• [Problem requirements]:
Your result should be the lines holding the word "value", copied from the entries below.

• [App and web page records]:
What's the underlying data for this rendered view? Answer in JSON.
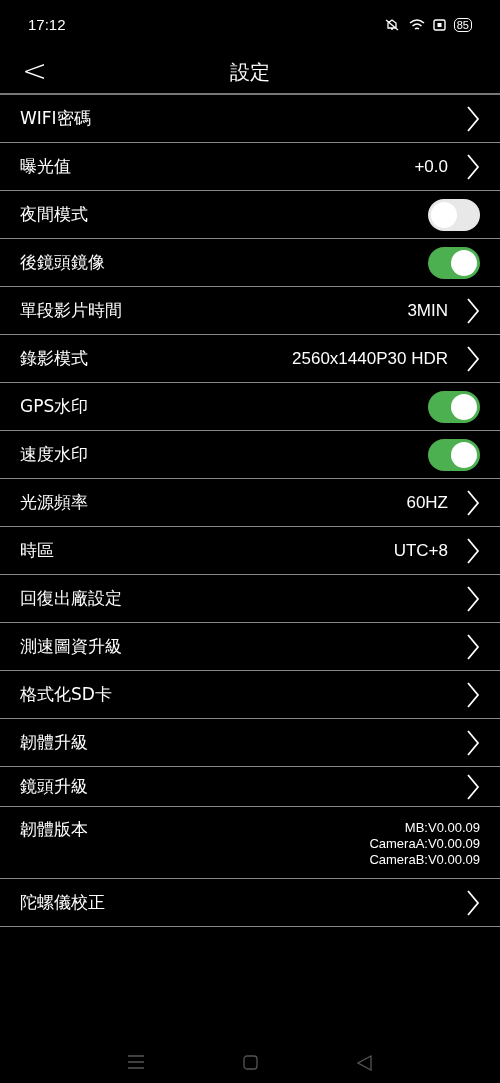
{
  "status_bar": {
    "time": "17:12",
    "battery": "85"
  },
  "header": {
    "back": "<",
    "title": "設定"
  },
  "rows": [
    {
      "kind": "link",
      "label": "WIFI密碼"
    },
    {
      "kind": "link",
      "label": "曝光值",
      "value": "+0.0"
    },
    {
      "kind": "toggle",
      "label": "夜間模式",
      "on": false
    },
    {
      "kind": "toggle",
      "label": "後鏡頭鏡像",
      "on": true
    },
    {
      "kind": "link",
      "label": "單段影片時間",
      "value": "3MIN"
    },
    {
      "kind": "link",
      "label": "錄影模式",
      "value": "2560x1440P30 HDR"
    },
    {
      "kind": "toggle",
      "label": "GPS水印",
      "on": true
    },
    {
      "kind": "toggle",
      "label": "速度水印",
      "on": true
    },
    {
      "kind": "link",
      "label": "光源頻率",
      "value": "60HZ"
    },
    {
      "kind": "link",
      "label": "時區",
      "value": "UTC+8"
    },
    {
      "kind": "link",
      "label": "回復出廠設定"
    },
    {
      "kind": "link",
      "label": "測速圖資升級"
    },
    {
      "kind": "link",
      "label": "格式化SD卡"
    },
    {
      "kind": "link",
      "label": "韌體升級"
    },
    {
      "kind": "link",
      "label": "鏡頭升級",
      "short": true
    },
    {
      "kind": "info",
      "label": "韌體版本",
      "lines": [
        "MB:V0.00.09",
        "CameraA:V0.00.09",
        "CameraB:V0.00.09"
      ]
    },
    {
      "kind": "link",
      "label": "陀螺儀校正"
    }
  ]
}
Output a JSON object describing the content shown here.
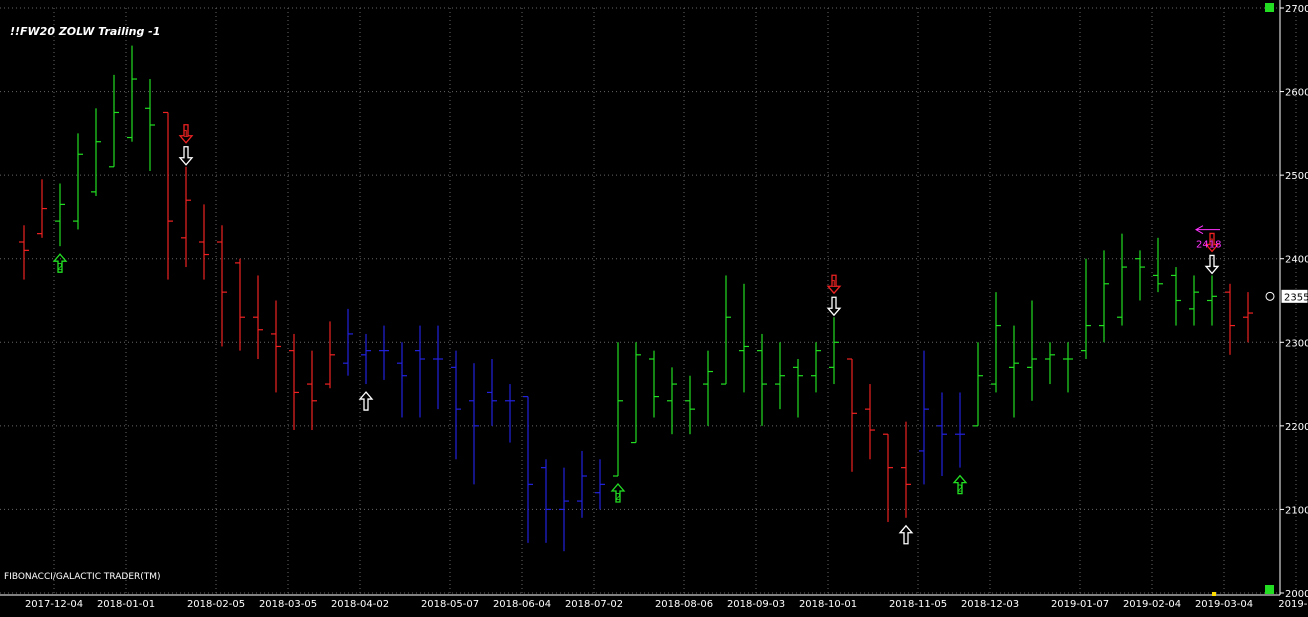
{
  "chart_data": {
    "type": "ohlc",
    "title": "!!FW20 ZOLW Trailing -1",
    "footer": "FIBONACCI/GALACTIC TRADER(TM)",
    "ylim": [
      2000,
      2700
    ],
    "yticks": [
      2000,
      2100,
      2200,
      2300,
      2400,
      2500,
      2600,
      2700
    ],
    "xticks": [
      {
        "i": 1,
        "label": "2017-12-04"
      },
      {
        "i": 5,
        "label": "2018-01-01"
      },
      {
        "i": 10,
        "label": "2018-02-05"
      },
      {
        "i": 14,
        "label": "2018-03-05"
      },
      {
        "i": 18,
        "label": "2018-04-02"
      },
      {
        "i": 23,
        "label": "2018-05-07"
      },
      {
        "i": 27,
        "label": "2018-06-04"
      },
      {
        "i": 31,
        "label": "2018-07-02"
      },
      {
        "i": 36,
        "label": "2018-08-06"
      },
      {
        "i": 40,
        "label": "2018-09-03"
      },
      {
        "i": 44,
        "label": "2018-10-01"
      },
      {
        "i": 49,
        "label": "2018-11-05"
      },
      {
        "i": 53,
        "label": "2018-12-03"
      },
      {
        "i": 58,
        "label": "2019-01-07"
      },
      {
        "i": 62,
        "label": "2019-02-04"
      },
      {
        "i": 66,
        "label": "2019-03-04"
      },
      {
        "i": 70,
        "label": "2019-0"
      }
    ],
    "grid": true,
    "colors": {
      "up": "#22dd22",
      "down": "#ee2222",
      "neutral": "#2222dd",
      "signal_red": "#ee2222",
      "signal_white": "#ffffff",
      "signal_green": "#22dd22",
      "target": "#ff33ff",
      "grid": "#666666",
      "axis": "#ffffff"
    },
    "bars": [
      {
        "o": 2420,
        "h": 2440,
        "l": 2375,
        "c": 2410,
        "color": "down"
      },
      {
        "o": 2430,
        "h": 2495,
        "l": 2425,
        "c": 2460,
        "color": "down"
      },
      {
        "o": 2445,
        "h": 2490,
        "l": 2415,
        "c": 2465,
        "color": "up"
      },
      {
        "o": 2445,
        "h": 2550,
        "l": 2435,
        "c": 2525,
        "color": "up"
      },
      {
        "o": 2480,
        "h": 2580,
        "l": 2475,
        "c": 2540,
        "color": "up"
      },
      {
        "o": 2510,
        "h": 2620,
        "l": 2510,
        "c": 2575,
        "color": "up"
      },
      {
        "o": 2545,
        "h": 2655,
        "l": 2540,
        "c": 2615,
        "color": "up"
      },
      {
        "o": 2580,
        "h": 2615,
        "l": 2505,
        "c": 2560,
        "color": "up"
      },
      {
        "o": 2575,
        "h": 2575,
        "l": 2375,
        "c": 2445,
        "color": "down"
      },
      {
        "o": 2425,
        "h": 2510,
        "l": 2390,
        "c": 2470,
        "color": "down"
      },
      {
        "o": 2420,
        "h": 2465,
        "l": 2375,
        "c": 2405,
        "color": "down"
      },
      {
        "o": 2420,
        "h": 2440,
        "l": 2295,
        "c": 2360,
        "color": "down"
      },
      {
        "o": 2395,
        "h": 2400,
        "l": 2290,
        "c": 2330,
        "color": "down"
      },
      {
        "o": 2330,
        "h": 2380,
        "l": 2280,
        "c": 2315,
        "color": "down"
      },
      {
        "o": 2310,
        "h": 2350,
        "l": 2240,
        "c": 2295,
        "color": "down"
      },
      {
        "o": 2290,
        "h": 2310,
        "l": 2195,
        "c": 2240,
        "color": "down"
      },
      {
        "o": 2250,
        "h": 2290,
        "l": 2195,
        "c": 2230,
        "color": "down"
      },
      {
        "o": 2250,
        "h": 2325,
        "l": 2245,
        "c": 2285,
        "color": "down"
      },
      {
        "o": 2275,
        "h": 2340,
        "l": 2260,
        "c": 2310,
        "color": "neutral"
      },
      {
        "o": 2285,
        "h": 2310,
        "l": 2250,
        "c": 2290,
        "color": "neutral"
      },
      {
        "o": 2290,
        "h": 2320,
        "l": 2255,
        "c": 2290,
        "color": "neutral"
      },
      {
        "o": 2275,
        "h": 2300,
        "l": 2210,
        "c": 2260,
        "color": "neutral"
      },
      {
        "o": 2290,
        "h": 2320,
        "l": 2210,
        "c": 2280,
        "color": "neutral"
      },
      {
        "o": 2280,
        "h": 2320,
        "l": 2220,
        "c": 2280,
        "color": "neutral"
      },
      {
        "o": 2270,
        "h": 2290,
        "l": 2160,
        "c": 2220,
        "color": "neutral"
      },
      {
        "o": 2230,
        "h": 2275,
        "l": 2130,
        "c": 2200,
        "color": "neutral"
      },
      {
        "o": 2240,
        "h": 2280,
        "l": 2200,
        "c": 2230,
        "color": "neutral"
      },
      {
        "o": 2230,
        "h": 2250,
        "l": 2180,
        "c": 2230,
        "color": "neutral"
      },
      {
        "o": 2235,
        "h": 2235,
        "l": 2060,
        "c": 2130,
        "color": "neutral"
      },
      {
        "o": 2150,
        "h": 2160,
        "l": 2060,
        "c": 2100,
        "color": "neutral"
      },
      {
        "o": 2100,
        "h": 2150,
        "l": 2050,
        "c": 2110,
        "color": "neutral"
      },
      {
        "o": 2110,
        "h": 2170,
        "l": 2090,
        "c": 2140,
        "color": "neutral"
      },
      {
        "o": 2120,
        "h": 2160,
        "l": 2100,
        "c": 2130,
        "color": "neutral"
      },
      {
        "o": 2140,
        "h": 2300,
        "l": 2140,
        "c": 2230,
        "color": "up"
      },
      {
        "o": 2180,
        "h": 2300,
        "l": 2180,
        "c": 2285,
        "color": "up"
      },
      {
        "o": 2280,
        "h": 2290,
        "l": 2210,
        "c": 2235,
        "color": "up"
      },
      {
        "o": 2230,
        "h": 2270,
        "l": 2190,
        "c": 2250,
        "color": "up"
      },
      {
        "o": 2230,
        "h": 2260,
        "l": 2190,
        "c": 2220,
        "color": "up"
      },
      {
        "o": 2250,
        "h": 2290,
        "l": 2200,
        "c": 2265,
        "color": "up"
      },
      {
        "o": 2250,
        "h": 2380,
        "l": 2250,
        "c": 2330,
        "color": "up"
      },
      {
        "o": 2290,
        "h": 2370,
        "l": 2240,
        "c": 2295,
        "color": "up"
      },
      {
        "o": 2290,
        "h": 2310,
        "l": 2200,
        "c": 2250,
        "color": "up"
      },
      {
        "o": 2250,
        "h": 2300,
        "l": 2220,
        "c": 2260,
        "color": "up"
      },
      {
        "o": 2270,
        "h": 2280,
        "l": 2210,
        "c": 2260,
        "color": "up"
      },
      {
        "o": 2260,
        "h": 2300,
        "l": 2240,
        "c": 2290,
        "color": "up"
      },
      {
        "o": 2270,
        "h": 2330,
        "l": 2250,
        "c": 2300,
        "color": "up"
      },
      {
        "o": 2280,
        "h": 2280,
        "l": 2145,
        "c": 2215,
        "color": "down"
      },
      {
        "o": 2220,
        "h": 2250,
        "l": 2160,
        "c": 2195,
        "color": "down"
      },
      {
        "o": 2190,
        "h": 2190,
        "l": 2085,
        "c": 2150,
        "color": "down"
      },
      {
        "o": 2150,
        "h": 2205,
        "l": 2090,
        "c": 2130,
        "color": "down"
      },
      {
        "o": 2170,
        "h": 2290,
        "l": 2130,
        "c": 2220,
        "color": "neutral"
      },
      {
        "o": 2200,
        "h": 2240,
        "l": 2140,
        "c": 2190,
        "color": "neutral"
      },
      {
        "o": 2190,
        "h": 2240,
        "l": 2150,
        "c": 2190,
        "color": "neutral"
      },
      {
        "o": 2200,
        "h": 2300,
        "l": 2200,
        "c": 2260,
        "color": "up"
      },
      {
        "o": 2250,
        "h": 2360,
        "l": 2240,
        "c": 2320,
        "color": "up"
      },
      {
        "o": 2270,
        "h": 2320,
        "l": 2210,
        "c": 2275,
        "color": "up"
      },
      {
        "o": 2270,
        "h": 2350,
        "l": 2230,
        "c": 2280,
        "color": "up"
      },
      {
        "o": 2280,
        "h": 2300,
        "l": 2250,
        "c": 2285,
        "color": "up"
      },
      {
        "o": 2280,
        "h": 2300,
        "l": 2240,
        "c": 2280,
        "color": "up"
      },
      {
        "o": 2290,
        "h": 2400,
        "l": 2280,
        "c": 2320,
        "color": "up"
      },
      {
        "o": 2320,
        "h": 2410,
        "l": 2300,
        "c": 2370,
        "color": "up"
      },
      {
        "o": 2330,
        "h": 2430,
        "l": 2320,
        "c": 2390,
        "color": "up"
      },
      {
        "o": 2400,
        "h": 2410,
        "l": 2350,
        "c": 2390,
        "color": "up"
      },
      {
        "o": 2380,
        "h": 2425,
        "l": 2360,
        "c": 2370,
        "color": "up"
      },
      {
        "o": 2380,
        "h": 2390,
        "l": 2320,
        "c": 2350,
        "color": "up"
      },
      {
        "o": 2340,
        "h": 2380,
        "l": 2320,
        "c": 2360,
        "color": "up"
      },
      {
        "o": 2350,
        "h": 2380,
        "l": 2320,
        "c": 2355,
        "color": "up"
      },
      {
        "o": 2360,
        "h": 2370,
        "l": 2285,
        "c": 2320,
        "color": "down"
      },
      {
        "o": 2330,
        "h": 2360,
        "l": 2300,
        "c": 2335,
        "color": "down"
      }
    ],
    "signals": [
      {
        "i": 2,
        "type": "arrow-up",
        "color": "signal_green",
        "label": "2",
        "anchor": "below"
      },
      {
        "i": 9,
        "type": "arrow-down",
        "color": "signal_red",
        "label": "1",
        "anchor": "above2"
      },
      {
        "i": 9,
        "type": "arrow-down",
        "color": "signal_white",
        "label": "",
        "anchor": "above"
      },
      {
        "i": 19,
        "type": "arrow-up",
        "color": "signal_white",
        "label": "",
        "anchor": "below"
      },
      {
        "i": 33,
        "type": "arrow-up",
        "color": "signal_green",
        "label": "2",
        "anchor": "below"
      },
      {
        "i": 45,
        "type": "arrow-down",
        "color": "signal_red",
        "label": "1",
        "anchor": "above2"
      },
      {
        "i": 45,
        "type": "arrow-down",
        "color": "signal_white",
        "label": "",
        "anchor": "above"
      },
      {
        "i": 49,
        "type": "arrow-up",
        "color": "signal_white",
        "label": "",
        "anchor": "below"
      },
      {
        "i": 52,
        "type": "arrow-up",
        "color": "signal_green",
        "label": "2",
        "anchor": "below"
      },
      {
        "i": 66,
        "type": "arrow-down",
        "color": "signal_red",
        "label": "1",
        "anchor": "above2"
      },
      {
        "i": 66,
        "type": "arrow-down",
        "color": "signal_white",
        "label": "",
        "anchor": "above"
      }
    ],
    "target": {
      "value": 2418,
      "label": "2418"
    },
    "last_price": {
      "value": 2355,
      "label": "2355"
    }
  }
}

• [Written solution]:
      "value": "+0.0"
      "value": "3MIN"
      "value": "2560x1440P30 HDR"
      "value": "60HZ"
      "value": "UTC+8"
      "value": 2418,
      "value": 2355,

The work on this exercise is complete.